And the UN is more than a peace resolver and a conflict preventor, too. There are hundreds, if not thousands, of different programs aimed at fostering sustainable development, providing economic relief, combating poverty, reducing child mortality, addressing health problems, supporting youth and women. Certainly, these programs can be criticized, but it would be wrong to say that the UN isn't doing anything, because there's lots going on all around the world.

And this August, when I met Jan Eliasson (the Swedish diplomat/mediator/ex-foreign minister who was the president of the 60th UN General Assembly a few years back) on a Stockholm subway train (I wasn't sure if I should walk up to him, but I did... and put myself through that month's most embarassing moment when I realized I had completely forgotten his name--"Excuse me, aren't you... didn't you use to work for the UN?"), he said that people expect too much of the UN. They don't realize that it just doesn't have the mandate to do all those things that people expect it to do.

Anyway: 5. The last reason why the UN isn't going to fall apart is also a reason why it shouldn't:
during the General Debate that opened the 63rd General Assembly the other week, I kind of almost fell asleep from listening to statement after statement by president after prime minister, but I walked away with one lasting impression. That all of those who spoke there, respect the UN. And take it seriously. They wouldn't bother to even come out here, if they would rather see the Organization be put to sleep. I think many take pride in speaking in front of the Assembly.

I walked away (or I stayed at my computer, but figuratively speaking) thinking that if nothing else, then at least the UN is a fantastically managed machinery (if a little rusty here and there) that brings together leaders and people of power and of conviction from all over the world and provides a forum for them where they can present and defend their opinions, come with suggestions, disagree on things, agree on others, compromise and argue. Even people without a state can send a representative to speak for them--Mahmoud Abbas was there!--and even non-state actors get to have their say on a regular basis.

And do you know what the most amazing part is? That it may look like they're speaking to a half-empty General Assembly, and that most of them get very little media coverage, and that nobody cares much about what they have to say. But in that 38 storey building in which I currently inhabit a small space on the 37th floor, there are hundreds and hundreds of people who actually listen to them. And follow up on it. They plan policy based on wishes expressed in the General Assembly; they analyze the statements put forward; they set up working groups; they device new projects.

Heck, they don't, we do. That's what I've been doing since I got here. Even if I don't get to have the last say. But neither do they--because the Member States do.

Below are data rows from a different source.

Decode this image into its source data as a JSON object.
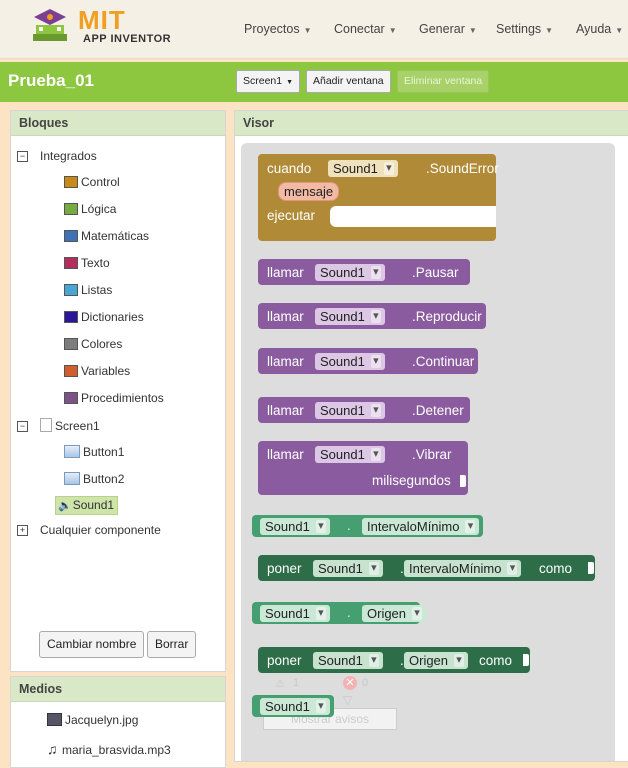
{
  "header": {
    "logo_title": "MIT",
    "logo_subtitle": "APP INVENTOR",
    "menus": [
      {
        "label": "Proyectos"
      },
      {
        "label": "Conectar"
      },
      {
        "label": "Generar"
      },
      {
        "label": "Settings"
      },
      {
        "label": "Ayuda"
      }
    ]
  },
  "project": {
    "name": "Prueba_01",
    "screen_selector": "Screen1",
    "add_screen": "Añadir ventana",
    "remove_screen": "Eliminar ventana"
  },
  "blocks_panel": {
    "title": "Bloques",
    "builtin_label": "Integrados",
    "builtin": [
      {
        "label": "Control",
        "color": "#c88a1b"
      },
      {
        "label": "Lógica",
        "color": "#77ab41"
      },
      {
        "label": "Matemáticas",
        "color": "#3f71b5"
      },
      {
        "label": "Texto",
        "color": "#b32d5e"
      },
      {
        "label": "Listas",
        "color": "#49a6d4"
      },
      {
        "label": "Dictionaries",
        "color": "#2d1799"
      },
      {
        "label": "Colores",
        "color": "#7d7d7d"
      },
      {
        "label": "Variables",
        "color": "#d05f2d"
      },
      {
        "label": "Procedimientos",
        "color": "#7c5385"
      }
    ],
    "screen_label": "Screen1",
    "components": [
      {
        "label": "Button1"
      },
      {
        "label": "Button2"
      },
      {
        "label": "Sound1"
      }
    ],
    "any_component": "Cualquier componente",
    "rename_button": "Cambiar nombre",
    "delete_button": "Borrar"
  },
  "media_panel": {
    "title": "Medios",
    "files": [
      {
        "name": "Jacquelyn.jpg"
      },
      {
        "name": "maria_brasvida.mp3"
      }
    ]
  },
  "viewer": {
    "title": "Visor",
    "warnings_count": "1",
    "errors_count": "0",
    "show_warnings": "Mostrar avisos"
  },
  "blocks": {
    "event": {
      "when": "cuando",
      "component": "Sound1",
      "event": ".SoundError",
      "param": "mensaje",
      "do": "ejecutar"
    },
    "call_label": "llamar",
    "calls": [
      {
        "component": "Sound1",
        "method": ".Pausar"
      },
      {
        "component": "Sound1",
        "method": ".Reproducir"
      },
      {
        "component": "Sound1",
        "method": ".Continuar"
      },
      {
        "component": "Sound1",
        "method": ".Detener"
      },
      {
        "component": "Sound1",
        "method": ".Vibrar",
        "arg": "milisegundos"
      }
    ],
    "set_label": "poner",
    "as_label": "como",
    "properties": [
      {
        "component": "Sound1",
        "property": "IntervaloMínimo"
      },
      {
        "component": "Sound1",
        "property": "Origen"
      }
    ],
    "component_block": "Sound1"
  }
}
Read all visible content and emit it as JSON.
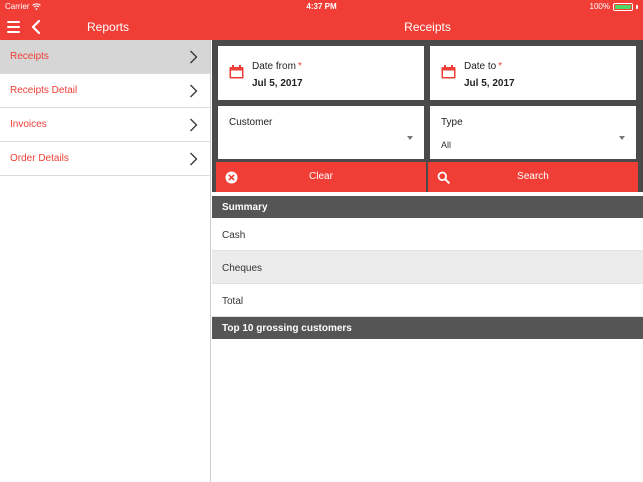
{
  "status_bar": {
    "carrier": "Carrier",
    "time": "4:37 PM",
    "battery": "100%"
  },
  "nav": {
    "left_title": "Reports",
    "right_title": "Receipts"
  },
  "sidebar": {
    "items": [
      {
        "label": "Receipts",
        "active": true
      },
      {
        "label": "Receipts Detail"
      },
      {
        "label": "Invoices"
      },
      {
        "label": "Order Details"
      }
    ]
  },
  "filters": {
    "date_from": {
      "label": "Date from",
      "required_mark": "*",
      "value": "Jul 5, 2017"
    },
    "date_to": {
      "label": "Date to",
      "required_mark": "*",
      "value": "Jul 5, 2017"
    },
    "customer": {
      "label": "Customer",
      "value": ""
    },
    "type": {
      "label": "Type",
      "value": "All"
    }
  },
  "actions": {
    "clear_label": "Clear",
    "search_label": "Search"
  },
  "summary": {
    "title": "Summary",
    "rows": [
      "Cash",
      "Cheques",
      "Total"
    ]
  },
  "top_customers": {
    "title": "Top 10 grossing customers"
  },
  "colors": {
    "accent": "#f03e36",
    "header_dark": "#555555",
    "active_row": "#d6d6d6"
  },
  "icons": {
    "menu": "hamburger-icon",
    "back": "chevron-left-icon",
    "calendar": "calendar-icon",
    "clear": "clear-circle-icon",
    "search": "search-icon",
    "chevron": "chevron-right-icon"
  }
}
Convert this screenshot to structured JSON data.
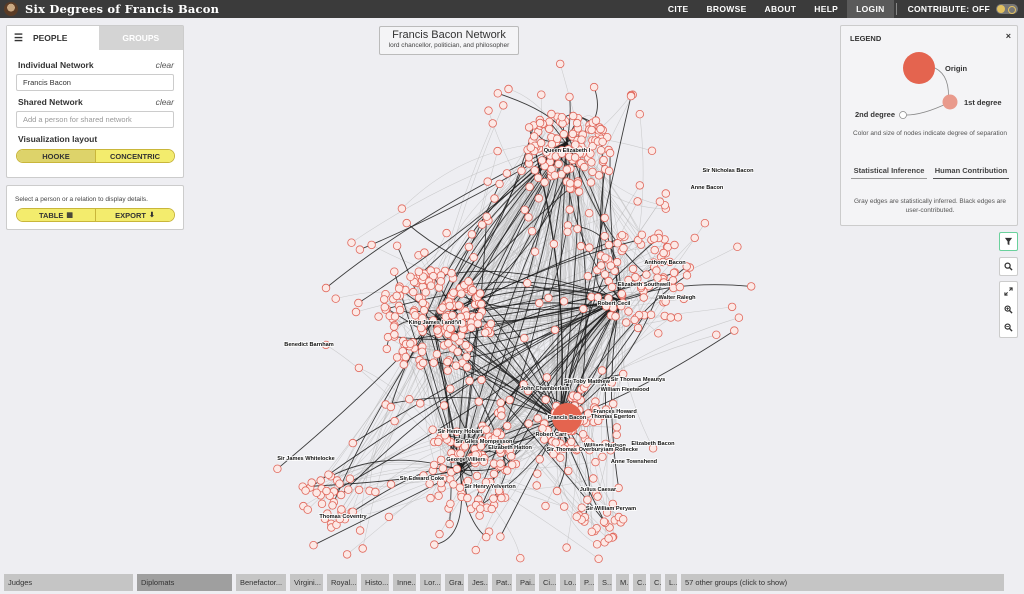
{
  "app": {
    "title": "Six Degrees of Francis Bacon"
  },
  "nav": {
    "cite": "CITE",
    "browse": "BROWSE",
    "about": "ABOUT",
    "help": "HELP",
    "login": "LOGIN",
    "contribute": "CONTRIBUTE: OFF"
  },
  "network": {
    "title": "Francis Bacon Network",
    "subtitle": "lord chancellor, politician, and philosopher",
    "colors": {
      "node_fill": "#fce9e6",
      "node_stroke": "#e0665a",
      "origin": "#e4644f",
      "edge_gray": "#b7b7b7",
      "edge_black": "#1b1b1b"
    },
    "labels": [
      "Queen Elizabeth I",
      "Sir Nicholas Bacon",
      "Anne Bacon",
      "Anthony Bacon",
      "Elizabeth Southwell",
      "Walter Ralegh",
      "Robert Cecil",
      "King James I and VI",
      "Benedict Barnham",
      "Sir Toby Matthew",
      "Sir Thomas Meautys",
      "John Chamberlain",
      "William Fleetwood",
      "Francis Bacon",
      "Frances Howard",
      "Thomas Egerton",
      "Sir Henry Hobart",
      "Robert Carr",
      "Sir Giles Mompesson",
      "William Hudson",
      "Elizabeth Hatton",
      "William Rollecke",
      "Elizabeth Bacon",
      "Sir Thomas Overbury",
      "Sir James Whitelocke",
      "George Villiers",
      "Anne Townshend",
      "Sir Edward Coke",
      "Sir Henry Yelverton",
      "Julius Caesar",
      "Sir William Peryam",
      "Thomas Coventry"
    ]
  },
  "sidebar": {
    "tabs": {
      "people": "PEOPLE",
      "groups": "GROUPS"
    },
    "individual_label": "Individual Network",
    "individual_clear": "clear",
    "individual_value": "Francis Bacon",
    "shared_label": "Shared Network",
    "shared_clear": "clear",
    "shared_placeholder": "Add a person for shared network",
    "layout_label": "Visualization layout",
    "layout_hooke": "HOOKE",
    "layout_concentric": "CONCENTRIC"
  },
  "details": {
    "text": "Select a person or a relation to display details.",
    "table": "TABLE",
    "export": "EXPORT"
  },
  "legend": {
    "title": "LEGEND",
    "close": "×",
    "origin": "Origin",
    "first_degree": "1st degree",
    "second_degree": "2nd degree",
    "desc": "Color and size of nodes indicate degree of separation",
    "tab_left": "Statistical Inference",
    "tab_right": "Human Contribution",
    "desc2": "Gray edges are statistically inferred. Black edges are user-contributed.",
    "colors": {
      "origin": "#e4644f",
      "first": "#e99a8c",
      "second": "#ffffff"
    }
  },
  "tools": {
    "filter": "filter-icon",
    "search": "search-icon",
    "reset": "reset-view-icon",
    "zoom_in": "zoom-in-icon",
    "zoom_out": "zoom-out-icon"
  },
  "groups_bar": {
    "chips": [
      "Judges",
      "Diplomats",
      "Benefactor...",
      "Virgini...",
      "Royal...",
      "Histo...",
      "Inne...",
      "Lor...",
      "Gra...",
      "Jes...",
      "Pat...",
      "Pai...",
      "Ci...",
      "Lo...",
      "P...",
      "S...",
      "M...",
      "C...",
      "C...",
      "L..."
    ],
    "more": "57 other groups (click to show)"
  }
}
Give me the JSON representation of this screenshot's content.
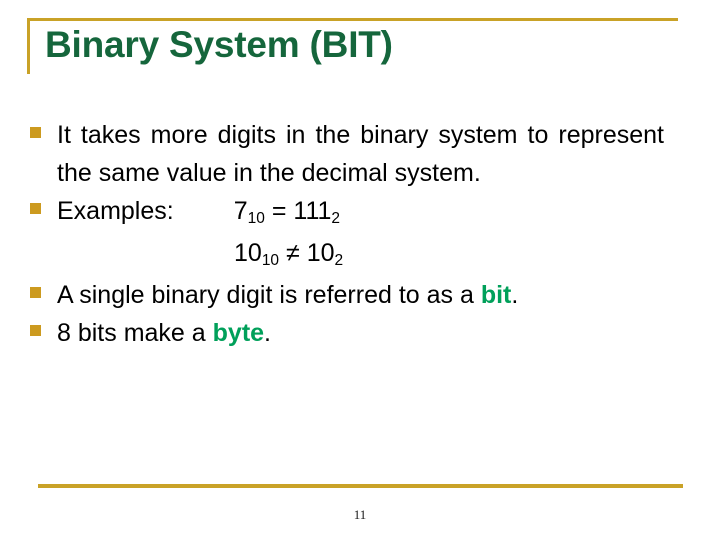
{
  "slide": {
    "title": "Binary System (BIT)",
    "accent_gold": "#c9a227",
    "title_green": "#15663c",
    "keyword_green": "#00a05a",
    "bullet_marker_color": "#cc9a1f",
    "page_number": "11"
  },
  "bullets": [
    {
      "text": "It takes more digits in the binary system to represent the same value in the decimal system."
    },
    {
      "label": "Examples:",
      "example_1": {
        "value": "7",
        "value_sub": "10",
        "operator": "=",
        "result": "111",
        "result_sub": "2"
      },
      "example_2": {
        "value": "10",
        "value_sub": "10",
        "operator": "≠",
        "result": "10",
        "result_sub": "2"
      }
    },
    {
      "prefix": "A single binary digit is referred to as a ",
      "keyword": "bit",
      "suffix": "."
    },
    {
      "prefix": "8 bits make a ",
      "keyword": "byte",
      "suffix": "."
    }
  ]
}
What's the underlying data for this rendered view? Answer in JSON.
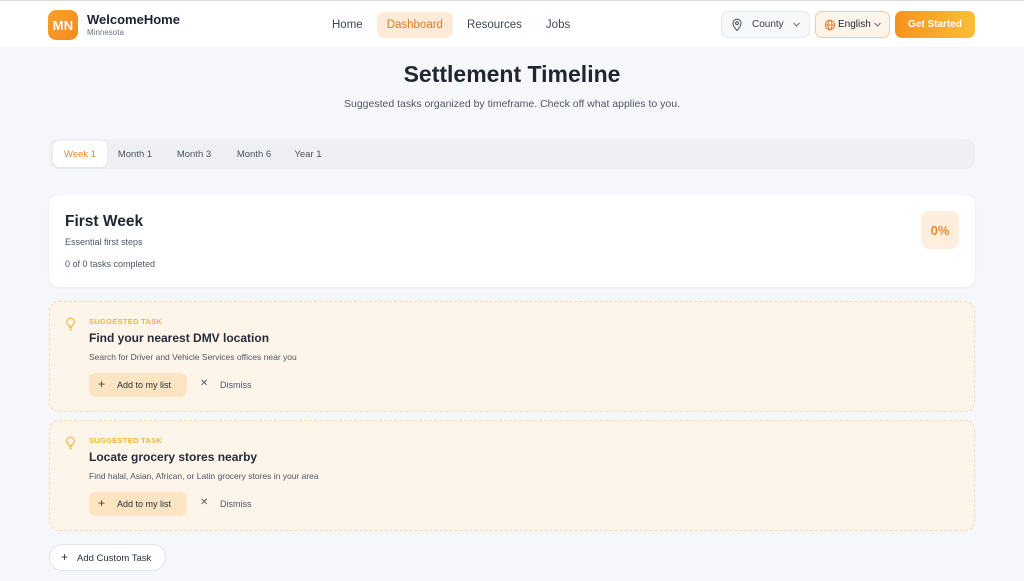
{
  "header": {
    "logo_initials": "MN",
    "brand_name": "WelcomeHome",
    "brand_sub": "Minnesota",
    "nav": [
      "Home",
      "Dashboard",
      "Resources",
      "Jobs"
    ],
    "active_nav": "Dashboard",
    "county_label": "County",
    "language_label": "English",
    "cta_label": "Get Started"
  },
  "page": {
    "title": "Settlement Timeline",
    "subtitle": "Suggested tasks organized by timeframe. Check off what applies to you."
  },
  "tabs": [
    "Week 1",
    "Month 1",
    "Month 3",
    "Month 6",
    "Year 1"
  ],
  "active_tab": "Week 1",
  "summary": {
    "title": "First Week",
    "subtitle": "Essential first steps",
    "progress_text": "0 of 0 tasks completed",
    "percent_label": "0%"
  },
  "tasks": [
    {
      "kicker": "SUGGESTED TASK",
      "title": "Find your nearest DMV location",
      "description": "Search for Driver and Vehicle Services offices near you",
      "add_label": "Add to my list",
      "dismiss_label": "Dismiss"
    },
    {
      "kicker": "SUGGESTED TASK",
      "title": "Locate grocery stores nearby",
      "description": "Find halal, Asian, African, or Latin grocery stores in your area",
      "add_label": "Add to my list",
      "dismiss_label": "Dismiss"
    }
  ],
  "add_custom_label": "Add Custom Task",
  "icons": {
    "county": "map-pin-icon",
    "language": "globe-icon",
    "task": "lightbulb-icon",
    "add": "plus-icon",
    "dismiss": "close-icon"
  },
  "colors": {
    "accent": "#f58a1f",
    "accent_light": "#fdebd9",
    "task_bg": "#fdf5ea",
    "kicker": "#f4b43a"
  }
}
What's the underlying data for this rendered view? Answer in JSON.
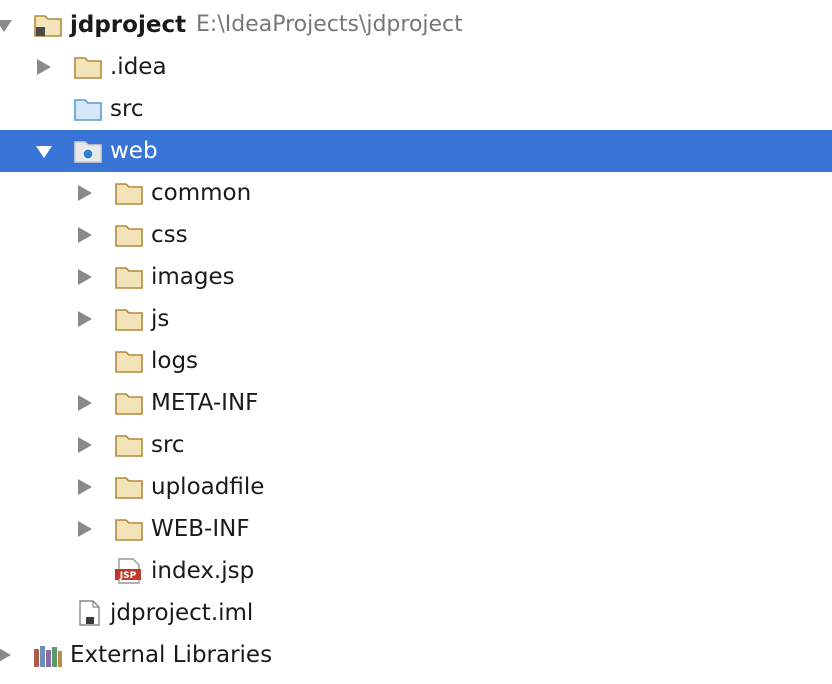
{
  "tree": {
    "root": {
      "label": "jdproject",
      "path": "E:\\IdeaProjects\\jdproject",
      "icon": "project-folder-icon",
      "expanded": true
    },
    "items": [
      {
        "label": ".idea",
        "icon": "folder-icon",
        "expandable": true,
        "expanded": false
      },
      {
        "label": "src",
        "icon": "source-folder-icon",
        "expandable": false
      },
      {
        "label": "web",
        "icon": "web-folder-icon",
        "expandable": true,
        "expanded": true,
        "selected": true
      },
      {
        "label": "common",
        "icon": "folder-icon",
        "expandable": true,
        "expanded": false
      },
      {
        "label": "css",
        "icon": "folder-icon",
        "expandable": true,
        "expanded": false
      },
      {
        "label": "images",
        "icon": "folder-icon",
        "expandable": true,
        "expanded": false
      },
      {
        "label": "js",
        "icon": "folder-icon",
        "expandable": true,
        "expanded": false
      },
      {
        "label": "logs",
        "icon": "folder-icon",
        "expandable": false
      },
      {
        "label": "META-INF",
        "icon": "folder-icon",
        "expandable": true,
        "expanded": false
      },
      {
        "label": "src",
        "icon": "folder-icon",
        "expandable": true,
        "expanded": false
      },
      {
        "label": "uploadfile",
        "icon": "folder-icon",
        "expandable": true,
        "expanded": false
      },
      {
        "label": "WEB-INF",
        "icon": "folder-icon",
        "expandable": true,
        "expanded": false
      },
      {
        "label": "index.jsp",
        "icon": "jsp-file-icon",
        "icon_text": "JSP",
        "expandable": false
      },
      {
        "label": "jdproject.iml",
        "icon": "iml-file-icon",
        "expandable": false
      },
      {
        "label": "External Libraries",
        "icon": "libraries-icon",
        "expandable": true,
        "expanded": false
      }
    ]
  },
  "colors": {
    "selection": "#3875d7",
    "folder": "#c9a04a",
    "source_folder": "#5a9bd4",
    "arrow": "#8a8a8a",
    "path_text": "#777777"
  }
}
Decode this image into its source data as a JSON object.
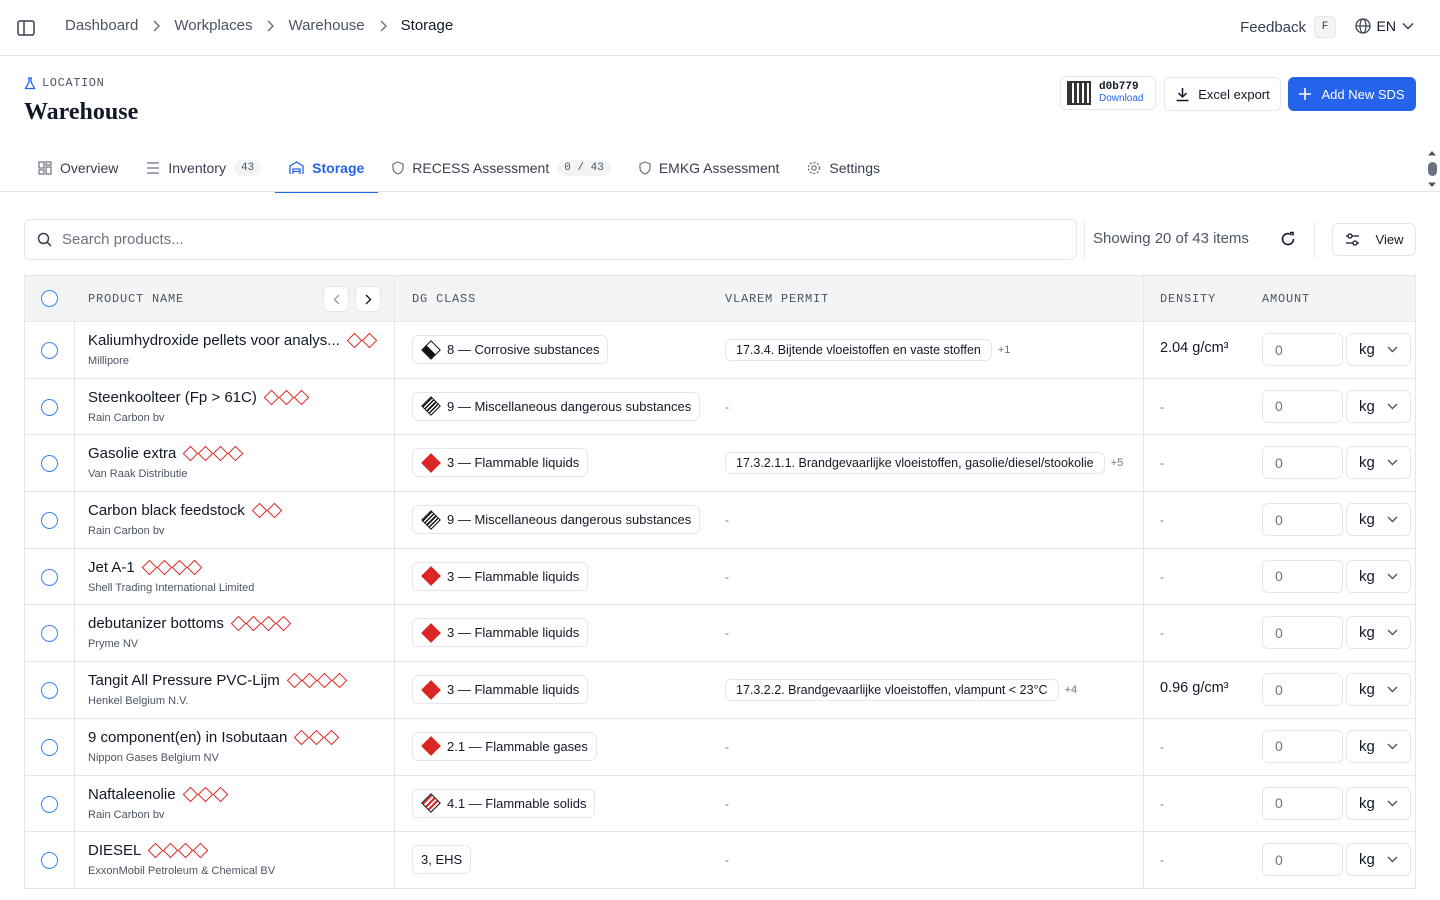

So do you know what I concluded on my way away from the UN building, westwards on 42nd Street? That the crack I saw in the window will be fixed sooner or later--probably sooner than later, for security reasons and whatnot--and this, this will be a symbol for the prospects that the flaws in the Organization will be fixed, too, and that the restructuring and democratization called for by Secretary-General Ban Ki-moon as well as several Member States will actually take place in the near future.

Then I yawned and my ears popped back and I decided to go to Sephora and check out some perfumes before I took the subway uptown.

In other news, living in New York is a little bit like finding out that life is pretty much like a movie when all is said and done. Or that movies are like life. Only my movie keeps changing the story line and the setting ever so often. But nevertheless, I have all these movie moments. Or movies have life moments. Either way, when I got out of the subway and walked over the ventilation metal bars, a train went past underground and a puff of air caught hold of my skirt and turned me into a brown-haired, black-skirted Marilyn Monroe for a second.

Go to and check out my roomie Galia. She's the one on the left.


Anonymous said...

diggar din blogg.....och galia måste ha skrivit om oss....ohlalala linfrö ohlalala så much ohlalala when you were in the K

Ruby said...

yeah, it's about us ;)